“We’re all going to go crazy, living this epidemic every minute, while the rest of the world goes on out there, all around us, as if nothing is happening, going on with their own lives and not knowing what it’s like, what we’re going through. We’re living through war, but where they’re living it’s peacetime, and we’re all in the same country.” – Larry Kramer, playwright and AIDS activist

1982: It was the summer AIDS came to New York City

Two group of friends from New York City celebrate the 4th of July in upstate New York (at the former Saratoga rehab center). The 1970s have been a decade of women’s liberation, youth rebellion, anti-war protests and sexual promiscuity. This changed America forever, but the early 1980s is also a time of a resurgent conservative movement, with President Ronald Reagan as its sunny face. Gay men are migrating to New York to become part of the vibrant and hedonistic scene in Greenwich Village. Unbeknownst to everyone, however, the HIV virus has started spreading in the city. An article in the New York Times the previous summer described a mysterious “gay cancer”, but its cause remains still unknown.

Three years of the Fourth of July

During the larp we play three Fourth of July parties: 1982, 1983, and 1984. Each morning after breakfast there is an act break, where we find out what happens to the characters and their relationships during the following year, and then the next act starts a year later in the story. When the game starts, neither the players nor the characters know who will become infected by the virus, but the lives of all the characters will be deeply affected by the epidemic.

Our goal for the game is that all the characters will have friendships that are important to them, experience a little bit of lovin’ at the summer parties, and feel the fear of death as people around them start to become infected.

A story about two circles of friends

The story will follow two groups of friends: Mr. T’s very gay 4th of July party, and the close-knit friendship circle formed by the Saratoga cancer survivors.

The gay and lesbian group revolves around Terrence Thurlow (“Mr. T” among friends and enemies alike), a successful and openly gay owner of a public relations company. Every 4th of July he hosts a party for friends, past and future lovers, as well as new acquaintances from the scene, whom he finds interesting enough to receive an invitation. This is a party people want to be at, so unless you have front row seats at the Liza Minnelli show on the very same night, you will be there. A subgroup linked to Mr. T’s party is some of New York’s finest lesbians.
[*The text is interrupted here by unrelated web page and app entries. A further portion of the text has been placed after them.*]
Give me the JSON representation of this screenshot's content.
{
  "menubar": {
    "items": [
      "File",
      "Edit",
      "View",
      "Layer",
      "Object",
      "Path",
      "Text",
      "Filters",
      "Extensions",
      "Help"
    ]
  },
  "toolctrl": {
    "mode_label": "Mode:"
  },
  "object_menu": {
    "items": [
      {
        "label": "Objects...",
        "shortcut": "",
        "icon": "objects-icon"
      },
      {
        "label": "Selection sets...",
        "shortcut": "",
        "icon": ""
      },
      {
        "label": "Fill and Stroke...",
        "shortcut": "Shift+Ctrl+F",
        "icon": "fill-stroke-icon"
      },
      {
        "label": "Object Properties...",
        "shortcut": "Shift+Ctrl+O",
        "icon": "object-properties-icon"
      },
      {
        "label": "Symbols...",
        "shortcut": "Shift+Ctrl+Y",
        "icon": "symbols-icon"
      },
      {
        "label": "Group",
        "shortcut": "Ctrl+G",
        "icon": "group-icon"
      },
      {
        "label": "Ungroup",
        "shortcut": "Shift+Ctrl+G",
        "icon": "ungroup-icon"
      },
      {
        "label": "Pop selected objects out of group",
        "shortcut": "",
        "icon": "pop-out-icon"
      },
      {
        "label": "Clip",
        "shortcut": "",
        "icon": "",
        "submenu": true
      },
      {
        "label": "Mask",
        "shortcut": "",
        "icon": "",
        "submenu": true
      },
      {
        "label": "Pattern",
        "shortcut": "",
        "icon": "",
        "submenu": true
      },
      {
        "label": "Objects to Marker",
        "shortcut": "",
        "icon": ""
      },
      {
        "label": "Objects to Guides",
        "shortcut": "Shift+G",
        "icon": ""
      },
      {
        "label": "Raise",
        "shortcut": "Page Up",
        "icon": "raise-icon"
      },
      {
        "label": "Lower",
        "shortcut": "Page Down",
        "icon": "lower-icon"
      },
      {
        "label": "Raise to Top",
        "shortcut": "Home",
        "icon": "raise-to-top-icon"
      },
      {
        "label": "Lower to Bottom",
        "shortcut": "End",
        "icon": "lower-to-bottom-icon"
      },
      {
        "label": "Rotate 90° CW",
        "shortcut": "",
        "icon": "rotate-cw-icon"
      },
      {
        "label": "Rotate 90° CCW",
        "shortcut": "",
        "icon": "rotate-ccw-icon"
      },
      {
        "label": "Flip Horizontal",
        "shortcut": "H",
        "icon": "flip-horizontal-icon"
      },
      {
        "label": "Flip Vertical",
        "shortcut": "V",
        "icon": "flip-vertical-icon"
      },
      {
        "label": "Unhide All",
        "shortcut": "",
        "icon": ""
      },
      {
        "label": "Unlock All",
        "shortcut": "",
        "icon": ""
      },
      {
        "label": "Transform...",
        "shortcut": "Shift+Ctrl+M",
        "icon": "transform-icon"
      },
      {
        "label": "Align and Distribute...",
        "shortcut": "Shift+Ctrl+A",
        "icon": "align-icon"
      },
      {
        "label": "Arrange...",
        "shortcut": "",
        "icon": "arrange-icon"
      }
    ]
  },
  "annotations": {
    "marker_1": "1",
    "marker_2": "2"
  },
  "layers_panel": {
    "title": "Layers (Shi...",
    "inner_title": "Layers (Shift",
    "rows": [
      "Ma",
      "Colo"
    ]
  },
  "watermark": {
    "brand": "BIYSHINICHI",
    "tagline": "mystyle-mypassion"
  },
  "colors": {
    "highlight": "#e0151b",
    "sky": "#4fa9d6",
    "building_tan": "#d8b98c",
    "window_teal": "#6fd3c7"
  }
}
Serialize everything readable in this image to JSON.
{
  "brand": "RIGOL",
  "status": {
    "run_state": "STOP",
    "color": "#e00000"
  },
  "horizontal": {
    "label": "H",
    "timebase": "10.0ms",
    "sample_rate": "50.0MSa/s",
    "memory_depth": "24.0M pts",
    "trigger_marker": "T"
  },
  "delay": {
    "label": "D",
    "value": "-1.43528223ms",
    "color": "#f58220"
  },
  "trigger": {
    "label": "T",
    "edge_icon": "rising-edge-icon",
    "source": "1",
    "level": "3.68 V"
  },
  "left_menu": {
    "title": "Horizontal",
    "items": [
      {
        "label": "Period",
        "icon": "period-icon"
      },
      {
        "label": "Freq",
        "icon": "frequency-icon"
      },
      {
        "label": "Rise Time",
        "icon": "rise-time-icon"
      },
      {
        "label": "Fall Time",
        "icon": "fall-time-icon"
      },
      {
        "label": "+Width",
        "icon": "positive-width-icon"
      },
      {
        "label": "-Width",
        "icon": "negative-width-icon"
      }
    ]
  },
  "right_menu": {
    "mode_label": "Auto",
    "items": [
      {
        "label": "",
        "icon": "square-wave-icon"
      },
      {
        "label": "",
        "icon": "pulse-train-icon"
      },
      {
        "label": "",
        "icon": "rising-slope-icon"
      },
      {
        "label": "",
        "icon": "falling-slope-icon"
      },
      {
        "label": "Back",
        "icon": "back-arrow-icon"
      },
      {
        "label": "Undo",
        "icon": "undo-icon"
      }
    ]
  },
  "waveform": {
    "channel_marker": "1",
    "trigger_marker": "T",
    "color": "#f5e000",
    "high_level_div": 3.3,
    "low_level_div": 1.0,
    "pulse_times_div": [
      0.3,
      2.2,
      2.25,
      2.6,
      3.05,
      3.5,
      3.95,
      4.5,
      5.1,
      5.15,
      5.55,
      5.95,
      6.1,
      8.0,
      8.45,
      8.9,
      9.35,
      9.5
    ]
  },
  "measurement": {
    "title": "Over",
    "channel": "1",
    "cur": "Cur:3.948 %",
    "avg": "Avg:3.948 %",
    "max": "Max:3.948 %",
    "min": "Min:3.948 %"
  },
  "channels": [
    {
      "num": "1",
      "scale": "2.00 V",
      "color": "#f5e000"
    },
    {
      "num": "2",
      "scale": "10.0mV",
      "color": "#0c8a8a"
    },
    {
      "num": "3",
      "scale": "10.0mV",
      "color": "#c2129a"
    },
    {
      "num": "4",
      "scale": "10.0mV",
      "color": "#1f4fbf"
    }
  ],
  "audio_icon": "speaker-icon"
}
They have been invited to the party by Pen, Mr. T’s friend and secretary. The Mr. T party represents many of the subcultural gay scenes in New York anno 1982, from Leather Men to Intellectuals and Activists.

In upstate New York, not far from the small town of Saratoga, there is what used to be the Saratoga Centre for Hope and Healing, a rehabilitation center for young people with cancer. The core of the other group of close-knit friends met each other as teenagers at the rehabilitation centre and have stayed connected ever since. Joani, Kohana, and Kim are the informal leaders of this group, and it was those three who took the initiative to write down The Saratoga Pact: in a ritual, they all promised each other to stay friends and to live their lives to the fullest.

After the center closed its doors five years ago, the group of former patients linked by The Pact started to gather here for the 4th of July. In 1977 they all slept in tents down by the lake, but since 1978 they have been allowed to rent part of the old institution. Every year they renew their pact of friendship. The rest of this group are spouses, boyfriends, and girlfriends of the cancer survivors. As in many close groups of friends there are many overlapping and past (and future?) relationships in this group. It makes friendships and love lives sometimes quite complicated. These young cancer survivors have learned to celebrate life fully. Some of them are frequent visitors to free-spirited places like swinger’s clubs and some are practitioners of alternative forms of spirituality. The Saratoga group all represent The Alternative America of the 80s.

Last year Mr. T decided he wanted to get out of the city for the 4th of July party and asked Pen, his secretary, to find a place that was remote, but not too far from the city and next to a lake. The result was that Mr. T also rented a house for his guests at the former Saratoga Centre for Hope and Healing. This year, in 1982 both groups will return to Saratoga. Last year the two parties were largely separate, but late into the night they started merging. It is likely that this will happen to a greater extent this year.